He told MPR News that he's aware of only one peer-reviewed study of acid phosphatase in dead individuals. McGee, he said, did not consider whether the test results from dead people at a morgue would be significantly different than those from living survivors of sexual assault at an emergency room.
"You're extrapolating from living victims to dead," Sensabaugh said, "And we don't really know enough about what goes on in the vagina after death to know whether that's a legitimate extrapolation."
McGee used the acid phosphatase test in another murder investigation in Minnesota, MPR News has found. The case was the death of Linda Jensen, a woman who was murdered in her Big Lake home in 1992. McGee was assigned to perform the autopsy. He was called to testify when prosecutors filed charges in 2000 against Jensen's neighbor, Kent Jones.

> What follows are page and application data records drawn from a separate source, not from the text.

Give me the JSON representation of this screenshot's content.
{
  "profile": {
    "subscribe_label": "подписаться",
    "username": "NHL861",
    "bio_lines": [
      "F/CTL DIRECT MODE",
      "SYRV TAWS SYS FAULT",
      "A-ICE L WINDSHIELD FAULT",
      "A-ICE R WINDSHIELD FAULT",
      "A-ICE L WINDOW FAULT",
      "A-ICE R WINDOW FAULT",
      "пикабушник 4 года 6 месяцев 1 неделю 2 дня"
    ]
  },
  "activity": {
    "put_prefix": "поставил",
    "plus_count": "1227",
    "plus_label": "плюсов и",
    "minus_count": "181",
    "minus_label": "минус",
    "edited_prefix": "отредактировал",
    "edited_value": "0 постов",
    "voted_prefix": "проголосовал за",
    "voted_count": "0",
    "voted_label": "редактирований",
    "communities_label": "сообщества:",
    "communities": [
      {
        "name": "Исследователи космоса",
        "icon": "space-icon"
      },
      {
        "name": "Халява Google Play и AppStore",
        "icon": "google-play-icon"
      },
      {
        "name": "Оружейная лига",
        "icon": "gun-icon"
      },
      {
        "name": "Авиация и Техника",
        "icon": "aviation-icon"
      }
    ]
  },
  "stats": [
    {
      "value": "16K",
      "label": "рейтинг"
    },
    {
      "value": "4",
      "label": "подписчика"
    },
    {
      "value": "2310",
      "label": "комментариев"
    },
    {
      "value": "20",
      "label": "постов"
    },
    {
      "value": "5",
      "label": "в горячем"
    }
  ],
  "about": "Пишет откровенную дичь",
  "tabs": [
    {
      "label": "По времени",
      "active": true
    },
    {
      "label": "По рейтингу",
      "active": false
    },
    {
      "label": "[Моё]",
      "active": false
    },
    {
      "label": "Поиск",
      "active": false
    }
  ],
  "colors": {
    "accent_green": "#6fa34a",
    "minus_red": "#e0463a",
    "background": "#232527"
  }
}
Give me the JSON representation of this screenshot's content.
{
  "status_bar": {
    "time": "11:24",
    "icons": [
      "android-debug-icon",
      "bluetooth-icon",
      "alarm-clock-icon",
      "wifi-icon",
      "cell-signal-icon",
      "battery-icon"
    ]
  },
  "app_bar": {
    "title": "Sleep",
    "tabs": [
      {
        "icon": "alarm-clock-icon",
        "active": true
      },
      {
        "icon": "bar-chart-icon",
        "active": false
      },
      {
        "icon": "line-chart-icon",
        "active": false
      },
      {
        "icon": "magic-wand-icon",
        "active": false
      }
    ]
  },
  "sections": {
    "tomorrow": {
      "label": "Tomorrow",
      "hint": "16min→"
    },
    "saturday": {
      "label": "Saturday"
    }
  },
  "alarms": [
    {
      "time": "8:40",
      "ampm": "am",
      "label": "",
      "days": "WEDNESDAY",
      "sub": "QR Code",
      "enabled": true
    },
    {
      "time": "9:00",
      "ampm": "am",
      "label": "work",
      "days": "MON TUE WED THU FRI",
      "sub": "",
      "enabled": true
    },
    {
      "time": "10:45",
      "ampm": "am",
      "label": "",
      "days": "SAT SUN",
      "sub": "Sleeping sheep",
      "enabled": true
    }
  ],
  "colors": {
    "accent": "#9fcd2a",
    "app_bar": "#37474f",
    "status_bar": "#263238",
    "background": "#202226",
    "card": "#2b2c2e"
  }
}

Jones said he had been having an affair with Jensen. During an interview with MPR News at Stillwater prison on Friday, Jones acknowledged that a DNA test showed that he had sex with Jensen some time before her death.
However, he said McGee's testimony confused jurors and made it seem impossible for someone else to have killed Jensen between the time they had sex and the time she died.
McGee told jurors that the acid phosphatase levels were "elevated" and suggested that Jensen died while being sexually assaulted, although he acknowledged he could not determine the exact timing. Jensen's body was found naked with a knife sticking out of her chest.
Jones was convicted, but the court granted him a new trial in 2006 in which he was again found guilty.
Jones has since requested representation by the Innocence Project of Minnesota, the same group that represented Michael Hansen in his successful effort to refute the medical examiner's testimony. Innocence Project attorney Bridget Sabo confirmed that the Innocence Project is investigating Jones' case.
Jones said he's angry at McGee for his handling of the case. He notes that McGee declined to revise his interpretation of the acid phosphatase test when he was presented with scientific articles that refuted it.
"I believe that Dr. McGee absolutely knew he was wrong," Jones said. "If he didn't know at the first trial, which I highly doubt, he obviously knew at the second trial because we made a very detailed record, you know, it's all in the transcripts. So there's no way he could not have known, so yes, I believe he lied through his teeth."
A PEER FINDS FAULT
Criticism has been directed at McGee's work by his fellow medical examiners, in addition to people he helped convict.
Dakota County medical examiner Dr. Lindsey Thomas was involved in the Hansen and Jones cases and disagreed with McGee's findings. McGee made mistakes in those cases, she said, but Thomas said that's not the issue. Most medical examiners make mistakes from time to time, she said.
"I think that's what's really disturbing is when someone has a chance to correct a mistake and they don't, it just, it's very worrisome," Thomas said.
No one oversees McGee's work. He runs a private company that has a nearly $700,000 contract with Ramsey County to provide medical examiner services for Ramsey and Washington counties. His company also has contracts with at least 13 other counties across the state, and McGee works for other counties on a case-by-case basis. McGee's contract with Ramsey County covers his salary and the salaries of his three employees, only one of whom is a board-certified forensic pathologist.
Ramsey County Attorney John Choi recently asked retired Ramsey County prosecutor Jeanne Schleh to review the Hansen case. Choi's spokesman Paul Gustafson said the county attorney has not yet read the motion and will not comment until he has reviewed it.
The Ramsey County manager's office has previously completed a one-day administrative review of the medical examiner's office, in response to an MPR News report in September. That review did not look at individual cases. It found McGee was in compliance with his contract and state law.